What to work on: Report every line from the following entries that contains the string "icon".

Recorded information:
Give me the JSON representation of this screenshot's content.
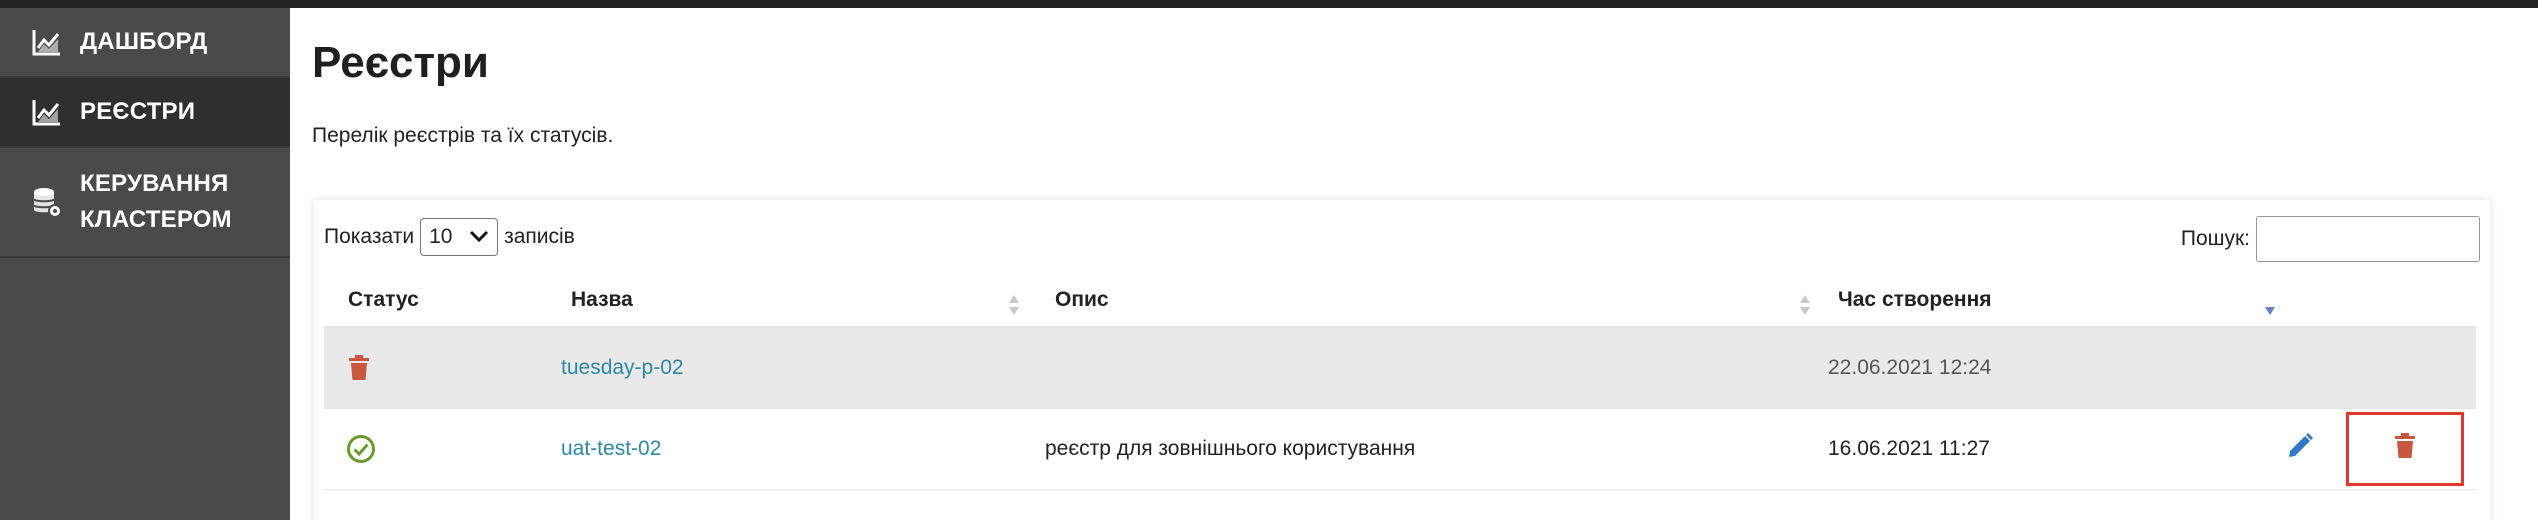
{
  "sidebar": {
    "items": [
      {
        "label": "ДАШБОРД",
        "icon": "chart-icon"
      },
      {
        "label": "РЕЄСТРИ",
        "icon": "chart-icon",
        "active": true
      },
      {
        "label_line1": "КЕРУВАННЯ",
        "label_line2": "КЛАСТЕРОМ",
        "icon": "database-gear-icon"
      }
    ]
  },
  "page": {
    "title": "Реєстри",
    "description": "Перелік реєстрів та їх статусів."
  },
  "table_controls": {
    "show_label": "Показати",
    "page_size": "10",
    "records_label": "записів",
    "search_label": "Пошук:",
    "search_value": ""
  },
  "table": {
    "columns": {
      "status": "Статус",
      "name": "Назва",
      "description": "Опис",
      "created": "Час створення"
    },
    "rows": [
      {
        "status": "deleted",
        "name": "tuesday-p-02",
        "description": "",
        "created": "22.06.2021 12:24"
      },
      {
        "status": "ok",
        "name": "uat-test-02",
        "description": "реєстр для зовнішнього користування",
        "created": "16.06.2021 11:27"
      }
    ]
  },
  "colors": {
    "accent_link": "#2f87a4",
    "delete_red": "#c9563e",
    "ok_green": "#6a9a2a",
    "edit_blue": "#2f7ac6",
    "highlight_red": "#e03a2a"
  }
}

Response box:
        "icon": "chart-icon"
        "icon": "chart-icon",
        "icon": "database-gear-icon"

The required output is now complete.